“It also raises the question of double standards – those fleeing persecution or prosecution from non-Muslim countries are given special protection whereas Muslims fleeing well-documented persecution from their own governments are sent back. It is imperative that the government adopts a fair and transparent policy for all such cases in the interest of upholding the rule of law,” he said.

Shamini Darshni Kaliemuthu.

Meanwhile, Amnesty International described the move to send back the Komis family as “deplorable”

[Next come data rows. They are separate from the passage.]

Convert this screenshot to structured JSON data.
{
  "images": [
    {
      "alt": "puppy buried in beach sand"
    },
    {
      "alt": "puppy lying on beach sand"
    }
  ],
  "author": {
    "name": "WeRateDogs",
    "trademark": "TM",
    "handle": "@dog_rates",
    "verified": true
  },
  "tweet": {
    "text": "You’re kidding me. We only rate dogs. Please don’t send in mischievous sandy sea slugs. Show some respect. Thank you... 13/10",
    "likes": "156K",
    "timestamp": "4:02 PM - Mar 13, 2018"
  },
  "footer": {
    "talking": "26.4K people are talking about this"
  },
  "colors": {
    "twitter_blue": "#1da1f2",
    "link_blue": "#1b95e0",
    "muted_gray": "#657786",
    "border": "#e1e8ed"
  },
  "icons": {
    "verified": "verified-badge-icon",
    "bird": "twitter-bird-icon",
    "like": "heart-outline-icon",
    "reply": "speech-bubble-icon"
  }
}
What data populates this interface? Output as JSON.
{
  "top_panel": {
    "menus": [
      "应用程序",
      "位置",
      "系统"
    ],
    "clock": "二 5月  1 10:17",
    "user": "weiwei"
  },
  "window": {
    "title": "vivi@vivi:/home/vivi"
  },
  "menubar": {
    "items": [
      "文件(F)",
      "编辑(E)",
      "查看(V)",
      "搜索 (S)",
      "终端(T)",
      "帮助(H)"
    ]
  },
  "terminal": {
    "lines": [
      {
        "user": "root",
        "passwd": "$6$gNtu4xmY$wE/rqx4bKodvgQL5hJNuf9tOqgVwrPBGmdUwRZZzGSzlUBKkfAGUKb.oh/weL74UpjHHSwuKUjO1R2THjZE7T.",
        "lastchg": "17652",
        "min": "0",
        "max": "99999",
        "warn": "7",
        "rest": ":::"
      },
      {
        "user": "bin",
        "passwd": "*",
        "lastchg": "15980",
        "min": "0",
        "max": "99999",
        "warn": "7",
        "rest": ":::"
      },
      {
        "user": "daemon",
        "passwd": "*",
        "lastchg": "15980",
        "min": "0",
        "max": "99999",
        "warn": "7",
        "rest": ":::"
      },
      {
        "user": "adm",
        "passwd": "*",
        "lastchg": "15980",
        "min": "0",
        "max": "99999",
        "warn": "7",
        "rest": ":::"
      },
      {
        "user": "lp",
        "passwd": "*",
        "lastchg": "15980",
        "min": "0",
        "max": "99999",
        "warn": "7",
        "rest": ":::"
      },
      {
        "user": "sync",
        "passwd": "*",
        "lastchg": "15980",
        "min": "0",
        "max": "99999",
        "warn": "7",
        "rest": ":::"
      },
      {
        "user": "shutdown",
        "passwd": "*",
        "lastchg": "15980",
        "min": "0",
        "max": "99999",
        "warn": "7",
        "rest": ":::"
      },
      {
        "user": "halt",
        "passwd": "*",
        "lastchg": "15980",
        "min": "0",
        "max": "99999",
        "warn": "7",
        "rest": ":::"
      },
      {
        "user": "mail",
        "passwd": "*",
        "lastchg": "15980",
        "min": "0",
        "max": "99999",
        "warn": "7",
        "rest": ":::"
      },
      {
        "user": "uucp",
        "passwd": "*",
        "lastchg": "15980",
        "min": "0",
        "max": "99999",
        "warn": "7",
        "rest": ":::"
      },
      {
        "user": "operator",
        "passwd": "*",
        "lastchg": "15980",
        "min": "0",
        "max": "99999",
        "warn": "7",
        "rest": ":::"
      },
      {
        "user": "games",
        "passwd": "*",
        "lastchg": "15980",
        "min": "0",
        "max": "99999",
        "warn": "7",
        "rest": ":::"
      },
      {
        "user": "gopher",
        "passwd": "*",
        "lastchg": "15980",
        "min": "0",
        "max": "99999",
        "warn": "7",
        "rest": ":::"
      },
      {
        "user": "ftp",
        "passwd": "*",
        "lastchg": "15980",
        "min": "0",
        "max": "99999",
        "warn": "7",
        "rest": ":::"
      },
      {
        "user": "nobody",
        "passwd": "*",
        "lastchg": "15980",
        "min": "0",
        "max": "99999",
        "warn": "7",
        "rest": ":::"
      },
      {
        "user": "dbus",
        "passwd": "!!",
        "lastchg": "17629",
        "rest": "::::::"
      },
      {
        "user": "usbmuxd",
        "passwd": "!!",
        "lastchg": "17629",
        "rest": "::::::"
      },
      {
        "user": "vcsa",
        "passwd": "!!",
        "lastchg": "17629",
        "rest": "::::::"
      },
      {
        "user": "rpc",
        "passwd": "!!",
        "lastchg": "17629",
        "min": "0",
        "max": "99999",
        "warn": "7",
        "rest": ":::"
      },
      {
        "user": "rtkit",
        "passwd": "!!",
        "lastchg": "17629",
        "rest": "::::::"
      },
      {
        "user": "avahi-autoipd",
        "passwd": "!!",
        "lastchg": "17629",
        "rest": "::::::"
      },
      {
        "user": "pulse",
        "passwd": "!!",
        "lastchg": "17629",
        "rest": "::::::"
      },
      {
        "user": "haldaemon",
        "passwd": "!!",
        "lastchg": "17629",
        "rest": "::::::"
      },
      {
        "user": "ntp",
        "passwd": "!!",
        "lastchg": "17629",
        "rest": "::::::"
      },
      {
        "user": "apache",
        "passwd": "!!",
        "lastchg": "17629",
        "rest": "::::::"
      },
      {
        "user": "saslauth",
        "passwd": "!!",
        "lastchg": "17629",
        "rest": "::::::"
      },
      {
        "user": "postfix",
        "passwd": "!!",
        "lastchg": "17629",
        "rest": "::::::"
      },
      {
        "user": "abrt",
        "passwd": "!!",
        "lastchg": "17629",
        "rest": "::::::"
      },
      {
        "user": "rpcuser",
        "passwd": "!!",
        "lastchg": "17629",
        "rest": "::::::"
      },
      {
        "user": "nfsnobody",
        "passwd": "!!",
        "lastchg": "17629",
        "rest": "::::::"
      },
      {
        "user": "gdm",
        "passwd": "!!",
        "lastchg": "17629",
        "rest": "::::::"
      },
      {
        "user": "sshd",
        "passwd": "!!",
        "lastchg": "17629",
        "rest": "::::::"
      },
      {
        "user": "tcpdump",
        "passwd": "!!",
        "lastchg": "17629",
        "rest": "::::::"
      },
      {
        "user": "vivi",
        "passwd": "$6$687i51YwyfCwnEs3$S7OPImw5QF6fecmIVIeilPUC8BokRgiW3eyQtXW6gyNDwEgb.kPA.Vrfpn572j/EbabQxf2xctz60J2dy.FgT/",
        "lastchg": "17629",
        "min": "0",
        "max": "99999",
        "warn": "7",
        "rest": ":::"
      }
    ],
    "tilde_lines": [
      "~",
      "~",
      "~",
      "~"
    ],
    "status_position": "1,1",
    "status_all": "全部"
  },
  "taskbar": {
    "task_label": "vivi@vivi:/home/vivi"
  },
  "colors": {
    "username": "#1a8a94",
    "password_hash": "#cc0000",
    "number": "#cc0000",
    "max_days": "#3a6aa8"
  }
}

“The family is at risk of serious human rights violations or abuses back in their country,” said Amnesty Malaysia’s executive director Shamini Darshni Kaliemuthu.

“The Malaysian authorities must never deport individuals where there is clear evidence of the human rights violations they may face at their destination,” she said, adding that Komis must be released “unless there is credible evidence of internationally recognisable criminal acts”.

Earlier, Human Rights Watch said the Pakatan Harapan government under Dr Mahathir Mohamad was “turning out to be just as bad as Najib and Barisan Nasional” in failing to protect refugees.

“This is a schoolteacher and his family who are persons of concern to UNHCR, with legal documents to work in Malaysia. They should be released and allowed to seek refugee protection,” HRW’s deputy Asia director Phil Robertson told FMT.

Komis is an asylum-seeker registered with the UNHCR office in Malaysia.

FMT has sighted a letter by the UNHCR urging Komis not to be deported to Turkey pending a decision on his application for refugee status.

FMT has reached out to the UNHCR for comments and is awaiting their response. The Turkish embassy in Malaysia has meanwhile refused to comment on the matter.